These practices both work extremely hard to get new patients in the door. Watching these two organizations in action was like seeing a man scooping up water in a sieve instead of a bucket. The patients have no staying power. In one practice, most patients received a recall order from the provider, but this order was often stated diffusely in terms of “return in 2 to 3 years.” For other patients, a return-to-clinic order was made, but the staff didn’t post this in the computer. And critically, even when a recall notice was generated and mailed out, there was no follow-up with nonresponders in either practice.

Check back for my next blog when we’ll discuss the economic cost of this kind of negligence.

Read more from John B. Pinto.

Influenced, perhaps, by the now-rampant business mantra of efficiency at any cost, we live in an era of cutting corners. “Can we do without that test? Can we skip that last step of documentation?”

I’m all for efficiency, especially in practices larded with rules and routines that drag down profits and don’t add value to patients. But taken to extremes in your practice, cutting corners can have an unintended and remarkably large adverse effect on practice growth.

This is no more evident than in the area of patient recall systems, a dusty, unexciting corner of practice management often left to the oversight of the most junior staff members of the office.

It starts innocently enough. A front desk clerk who has been mailing out recalls leaves the practice and is not replaced as a cost-cutting measure. Then the office manager forgets to keep recall alive. Or a new scribe is brought on board with inadequate training, so the return-to-clinic order is left off the routing slips. Or a new doctor (one with capitated HMO experience) is hired into a private practice setting with largely fee-for-service Medicare patients, and she “PRNs” too many patients.

 I’ve just returned from two new client site visits, both in major urban markets. Both practices provide superior surgical care. Both practices have a high regard for their patients. But both practices — one an old-line, academically oriented center, and the other driven by consumer advertising — have stalled out in revenue and patient visit terms. Why? A review of the charts in both settings showed that only about half of all patients seen were subsequently followed with any degree of appropriate diligence.

These practices both work extremely hard to get new patients in the door. Watching these two organizations in action was like seeing a man scooping up water in a sieve instead of a bucket. The patients have no staying power. In one practice, most patients received a recall order from the provider, but this order was often stated diffusely in terms of “return in 2 to 3 years.” For other patients, a return-to-clinic order was made, but the staff didn’t post this in the computer. And critically, even when a recall notice was generated and mailed out, there was no follow-up with nonresponders in either practice.

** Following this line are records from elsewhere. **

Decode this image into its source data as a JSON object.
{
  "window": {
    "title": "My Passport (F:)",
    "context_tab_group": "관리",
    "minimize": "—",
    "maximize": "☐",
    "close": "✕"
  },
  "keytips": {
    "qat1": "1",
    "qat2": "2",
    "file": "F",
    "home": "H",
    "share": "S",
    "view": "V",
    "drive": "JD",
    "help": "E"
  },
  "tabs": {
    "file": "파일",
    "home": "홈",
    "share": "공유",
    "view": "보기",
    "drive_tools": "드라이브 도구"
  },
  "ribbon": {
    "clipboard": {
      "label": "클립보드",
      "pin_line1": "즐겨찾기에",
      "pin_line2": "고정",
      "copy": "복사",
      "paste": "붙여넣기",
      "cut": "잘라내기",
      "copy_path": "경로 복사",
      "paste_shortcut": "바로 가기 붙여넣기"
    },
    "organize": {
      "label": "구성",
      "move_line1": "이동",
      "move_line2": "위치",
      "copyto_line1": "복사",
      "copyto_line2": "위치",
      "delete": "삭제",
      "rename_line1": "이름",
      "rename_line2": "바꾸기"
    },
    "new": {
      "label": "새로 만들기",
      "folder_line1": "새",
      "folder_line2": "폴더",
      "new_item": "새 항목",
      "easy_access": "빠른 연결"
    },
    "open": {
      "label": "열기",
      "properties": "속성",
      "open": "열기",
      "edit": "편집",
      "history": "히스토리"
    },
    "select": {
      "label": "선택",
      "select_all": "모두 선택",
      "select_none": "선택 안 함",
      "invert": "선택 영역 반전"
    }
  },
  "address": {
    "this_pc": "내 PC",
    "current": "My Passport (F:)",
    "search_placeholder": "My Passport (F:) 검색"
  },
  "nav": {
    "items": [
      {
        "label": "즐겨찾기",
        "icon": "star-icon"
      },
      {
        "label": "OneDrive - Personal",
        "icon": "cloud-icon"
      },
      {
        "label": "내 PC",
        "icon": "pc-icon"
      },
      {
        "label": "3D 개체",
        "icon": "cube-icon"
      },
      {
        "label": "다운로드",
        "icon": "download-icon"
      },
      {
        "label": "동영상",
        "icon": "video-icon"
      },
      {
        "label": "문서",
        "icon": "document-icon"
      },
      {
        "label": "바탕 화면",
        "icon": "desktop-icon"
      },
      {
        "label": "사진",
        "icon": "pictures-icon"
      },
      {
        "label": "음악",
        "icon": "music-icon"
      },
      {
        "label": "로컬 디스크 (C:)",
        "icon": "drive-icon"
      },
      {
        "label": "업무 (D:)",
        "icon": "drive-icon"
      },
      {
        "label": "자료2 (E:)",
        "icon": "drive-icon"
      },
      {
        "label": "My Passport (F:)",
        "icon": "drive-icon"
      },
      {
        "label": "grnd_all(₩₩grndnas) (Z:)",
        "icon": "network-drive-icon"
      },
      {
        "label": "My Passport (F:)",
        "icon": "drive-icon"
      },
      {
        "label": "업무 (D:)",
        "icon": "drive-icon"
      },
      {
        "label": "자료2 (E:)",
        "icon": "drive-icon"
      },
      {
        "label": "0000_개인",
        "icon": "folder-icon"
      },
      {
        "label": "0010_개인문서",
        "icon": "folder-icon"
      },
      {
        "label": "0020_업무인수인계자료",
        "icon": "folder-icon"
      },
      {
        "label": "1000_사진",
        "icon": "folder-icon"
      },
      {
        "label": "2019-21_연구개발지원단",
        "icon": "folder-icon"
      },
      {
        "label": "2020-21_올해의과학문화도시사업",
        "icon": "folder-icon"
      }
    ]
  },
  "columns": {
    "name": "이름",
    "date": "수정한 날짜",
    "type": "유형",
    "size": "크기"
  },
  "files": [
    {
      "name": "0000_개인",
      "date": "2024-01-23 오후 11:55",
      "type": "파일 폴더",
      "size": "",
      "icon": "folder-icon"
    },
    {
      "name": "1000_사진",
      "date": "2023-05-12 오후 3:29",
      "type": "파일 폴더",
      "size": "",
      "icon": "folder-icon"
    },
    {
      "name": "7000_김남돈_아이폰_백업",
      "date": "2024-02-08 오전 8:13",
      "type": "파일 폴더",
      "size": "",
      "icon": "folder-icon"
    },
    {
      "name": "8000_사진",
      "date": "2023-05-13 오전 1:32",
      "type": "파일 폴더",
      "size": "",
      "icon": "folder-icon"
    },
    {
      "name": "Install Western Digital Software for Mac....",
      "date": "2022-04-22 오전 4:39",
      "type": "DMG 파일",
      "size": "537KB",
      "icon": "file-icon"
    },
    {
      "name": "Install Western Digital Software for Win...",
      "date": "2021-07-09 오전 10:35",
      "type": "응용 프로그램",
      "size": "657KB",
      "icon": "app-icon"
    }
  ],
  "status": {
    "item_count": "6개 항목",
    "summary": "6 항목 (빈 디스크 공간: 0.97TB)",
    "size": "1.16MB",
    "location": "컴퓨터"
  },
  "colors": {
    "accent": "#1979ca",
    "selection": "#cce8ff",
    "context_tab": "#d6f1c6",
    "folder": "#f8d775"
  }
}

Check back for my next blog when we’ll discuss the economic cost of this kind of negligence.